Pacific Urban Forum : challenges and lessons for land governance

Luke Kiddle

Urbanisation has defined modern times. The global urban population increased five-fold between 1950 and 2011. 2008 was a landmark year ? when more than half of the world?s population lived in urban areas. Global urban populations are expected to reach 60% of total population by 2030 (UN-Habitat, 2015, p. 13). These global trends are reflected in the Pacific. In fact, the Pacific is now the world?s fastest-urbanising region (ibid, p. 14). In nearly every Pacific Island country (PIC) urban growth rates now exceed national growth rates (Keen & Barbara, 2015, p. 1). Within the Pacific urban growth is most pronounced in Melanesia; and it is here that the most dramatic population shifts in the coming years will occur (ibid; CLGF, 2015, p. 7). Given its size, Papua New Guinea (PNG) is unique in the region with an urban population of approximately 800,000 to 1.1 million people. At current rates the urban populations of PNG, Solomon Islands, and Vanuatu are expected to double in 25, 17 and 16 years respectively (ibid). Solomon Islands and Vanuatu are among some of the world?s fastest urbanising countries. Demographer Richard Bedford, for example, projected that by 2050 the total urban population of PNG, Solomon Islands, and Vanuatu could be as high as 7.5 million ? equivalent to their combined total population in 2010 (2010, p. 243).

Event: Small Island Developing States (SIDS) Workshop : Responding to Climate Change and Security of Tenure in Small Island Developing States : The Role of Land Professionals

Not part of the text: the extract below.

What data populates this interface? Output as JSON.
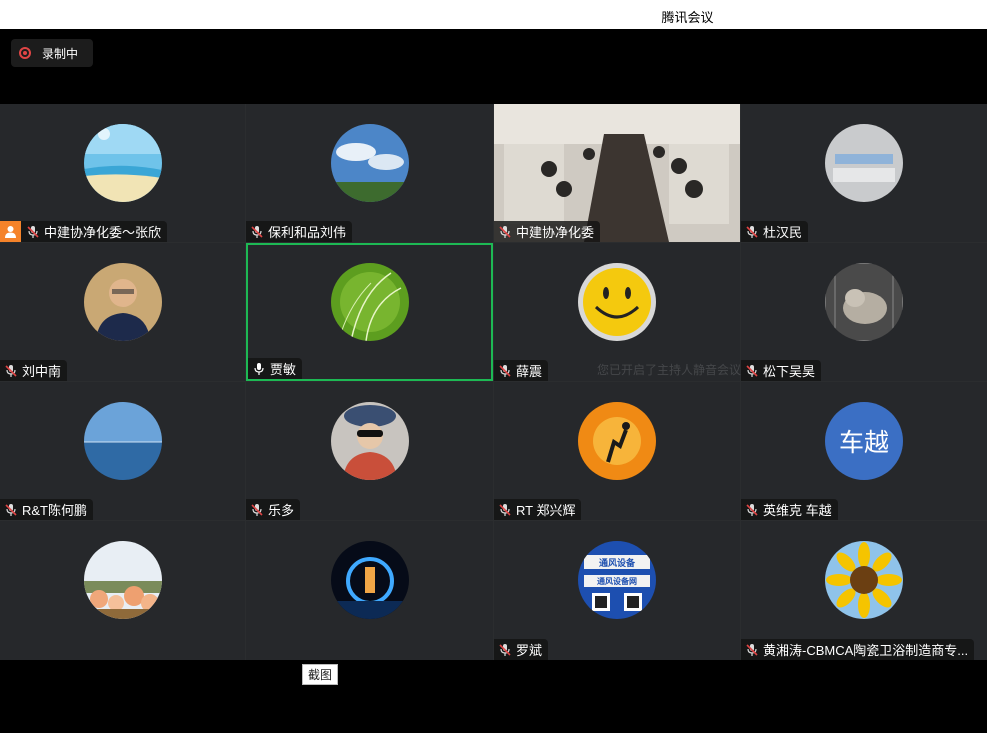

Only personal, non-commercial use of this document is allowed.

Document type:Pacific Urban Forum : challenges and lessons for land governance (315 kB - pdf)